    • Talk or give advice without effect:

      ‘I've far better things to do than waste my breath arguing’
      • ‘He wanted to tell them how wrong they all were but he felt like he would be wasting his breath.’
      • ‘But they're wasting their breath, we're not about to sacrifice the principles we cherish.’
      • ‘He was bound to find out about my problem eventually, so why waste my breath when it was not needed?’
      • ‘You silently curse, but it's no use, you're just wasting your breath; no one can control Mother Nature.’
      • ‘You shouldn't have wasted your breath on them.’
      • ‘Stop wasting your breath and drive or else I'll do it myself!’
      • ‘So quit wasting your breath, forget her and move out of my way.’
      • ‘I tried to explain the spellchecker to her, but after a few seconds I realized I was wasting my breath.’
      • ‘I will explain to you, but there is no point in wasting my breath unless you answer me one simple question.’
      • ‘She didn't bother wasting her breath on droning polite words to sound sophisticated.’

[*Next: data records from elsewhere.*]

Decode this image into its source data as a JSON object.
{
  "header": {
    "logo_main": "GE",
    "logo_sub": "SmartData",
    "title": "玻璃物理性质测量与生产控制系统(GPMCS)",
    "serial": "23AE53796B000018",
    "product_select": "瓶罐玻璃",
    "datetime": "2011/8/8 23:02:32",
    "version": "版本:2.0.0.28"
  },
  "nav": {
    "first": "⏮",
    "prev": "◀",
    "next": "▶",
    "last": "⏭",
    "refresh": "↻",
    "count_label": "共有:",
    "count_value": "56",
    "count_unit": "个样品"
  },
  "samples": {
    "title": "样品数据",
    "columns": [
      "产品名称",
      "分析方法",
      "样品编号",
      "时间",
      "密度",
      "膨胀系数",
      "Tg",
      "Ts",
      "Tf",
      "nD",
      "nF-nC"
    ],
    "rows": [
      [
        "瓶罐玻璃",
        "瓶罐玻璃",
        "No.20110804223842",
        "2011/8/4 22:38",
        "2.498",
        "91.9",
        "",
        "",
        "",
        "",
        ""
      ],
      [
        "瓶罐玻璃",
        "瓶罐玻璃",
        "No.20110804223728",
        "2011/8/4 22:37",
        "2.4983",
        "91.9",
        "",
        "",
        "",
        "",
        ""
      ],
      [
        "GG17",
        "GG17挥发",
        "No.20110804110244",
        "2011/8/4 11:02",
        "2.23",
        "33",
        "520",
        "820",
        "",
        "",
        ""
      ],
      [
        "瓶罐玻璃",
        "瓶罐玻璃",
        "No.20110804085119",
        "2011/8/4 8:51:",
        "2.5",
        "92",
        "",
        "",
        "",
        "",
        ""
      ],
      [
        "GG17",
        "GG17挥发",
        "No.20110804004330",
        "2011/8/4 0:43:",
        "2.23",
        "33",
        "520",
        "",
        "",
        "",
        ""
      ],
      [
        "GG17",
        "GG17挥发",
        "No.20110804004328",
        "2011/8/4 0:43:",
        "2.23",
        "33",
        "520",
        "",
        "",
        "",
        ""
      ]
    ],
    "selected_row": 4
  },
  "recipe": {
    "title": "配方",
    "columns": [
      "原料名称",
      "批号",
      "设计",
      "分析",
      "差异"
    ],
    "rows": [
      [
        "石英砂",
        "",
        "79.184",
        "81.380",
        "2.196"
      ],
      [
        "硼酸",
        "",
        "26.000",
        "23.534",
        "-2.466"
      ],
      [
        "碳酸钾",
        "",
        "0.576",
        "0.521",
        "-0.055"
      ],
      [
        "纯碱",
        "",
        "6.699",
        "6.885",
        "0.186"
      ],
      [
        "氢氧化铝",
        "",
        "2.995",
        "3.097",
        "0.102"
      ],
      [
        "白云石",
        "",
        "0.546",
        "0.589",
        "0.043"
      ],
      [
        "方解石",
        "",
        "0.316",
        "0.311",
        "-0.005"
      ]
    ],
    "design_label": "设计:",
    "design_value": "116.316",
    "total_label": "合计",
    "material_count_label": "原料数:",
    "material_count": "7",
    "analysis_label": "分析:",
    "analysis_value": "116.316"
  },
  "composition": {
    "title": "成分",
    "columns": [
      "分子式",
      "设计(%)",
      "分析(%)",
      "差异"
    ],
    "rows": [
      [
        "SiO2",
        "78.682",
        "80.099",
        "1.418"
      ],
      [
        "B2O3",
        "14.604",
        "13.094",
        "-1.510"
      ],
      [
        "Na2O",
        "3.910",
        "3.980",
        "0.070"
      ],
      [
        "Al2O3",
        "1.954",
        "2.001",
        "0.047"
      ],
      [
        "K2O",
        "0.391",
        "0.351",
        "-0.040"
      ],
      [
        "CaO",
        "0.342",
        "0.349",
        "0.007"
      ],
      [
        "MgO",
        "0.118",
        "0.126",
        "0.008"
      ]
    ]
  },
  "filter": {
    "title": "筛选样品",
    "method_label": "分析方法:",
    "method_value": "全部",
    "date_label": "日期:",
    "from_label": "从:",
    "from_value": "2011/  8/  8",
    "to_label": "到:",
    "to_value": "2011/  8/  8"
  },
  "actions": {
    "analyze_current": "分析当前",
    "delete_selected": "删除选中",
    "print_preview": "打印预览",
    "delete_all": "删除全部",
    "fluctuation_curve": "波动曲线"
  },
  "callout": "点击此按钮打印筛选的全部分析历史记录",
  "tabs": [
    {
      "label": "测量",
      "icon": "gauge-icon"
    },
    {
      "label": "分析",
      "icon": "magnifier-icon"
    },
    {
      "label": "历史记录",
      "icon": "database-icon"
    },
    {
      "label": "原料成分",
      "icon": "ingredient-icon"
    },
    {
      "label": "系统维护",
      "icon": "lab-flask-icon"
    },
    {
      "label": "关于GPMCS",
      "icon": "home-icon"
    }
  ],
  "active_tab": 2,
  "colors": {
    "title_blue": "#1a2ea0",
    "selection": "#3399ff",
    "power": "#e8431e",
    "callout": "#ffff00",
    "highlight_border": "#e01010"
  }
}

Origin

Old English brǣth ‘smell, scent’, of Germanic origin; related to brood.

Pronunciation:

breath

/brɛθ/